The two with the most votes on June 7 will face each other in November, in what may be the first major statewide test for the top-two primary system.

Mathematically, that means there are more than 500 potential November matchups – but only one matters.

Attorney General Kamala Harris will be one of the two finalists, most likely leading the parade. She has the name, the office, the money and the backing of the state Democratic Party.

The question is which of the other 33 hopefuls will emerge from the pack six weeks hence, a question that remains unanswered after Harris and the four others who register in the polls took part in a “debate” Monday night in Stockton.

As the quotation marks imply, it really wasn’t a debate. It was more like a joint press conference as Harris and the four others responded to questions posed by two journalists with very, very little verbal conflict, or even interaction.

Harris’ aides boasted afterward that she won because no one laid a rhetorical glove on her.
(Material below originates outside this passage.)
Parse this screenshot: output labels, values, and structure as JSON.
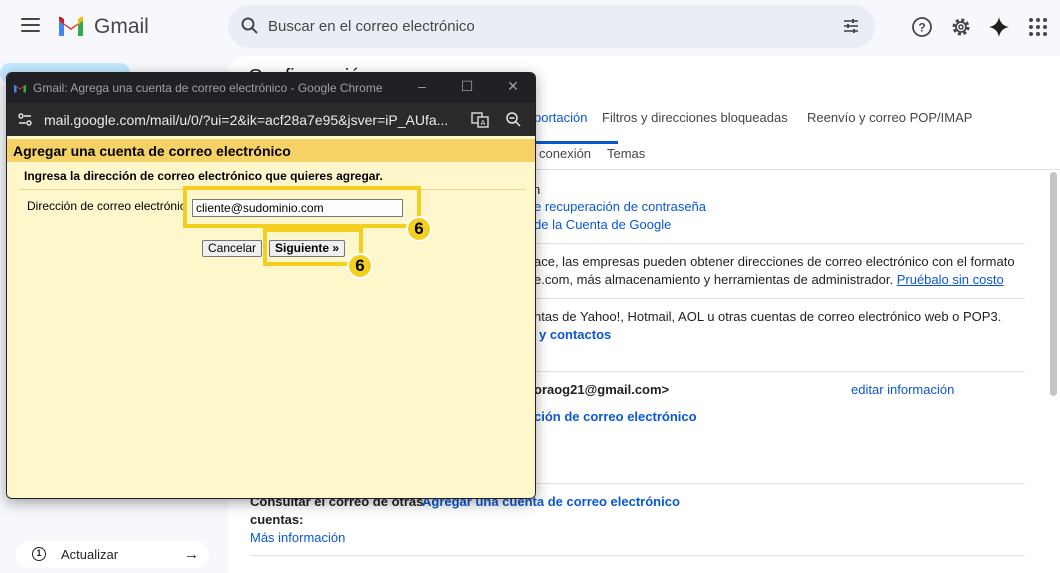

And that’s quite true, as far as it goes. But the “debate” – with those pesky quotation marks again – wasn’t about Harris; everyone knows she is going to make the runoff.

It’s was mostly about fellow Democrat Loretta Sanchez, an Orange County congresswoman who runs a surprisingly close second to Harris in the most recent polling.

She should have been the target for both Harris and the three Republicans – Harris because Sanchez represents her only realistic threat, and the Republicans because one of them must best Sanchez on June 7 to make the runoff.

To read expanded column, click here.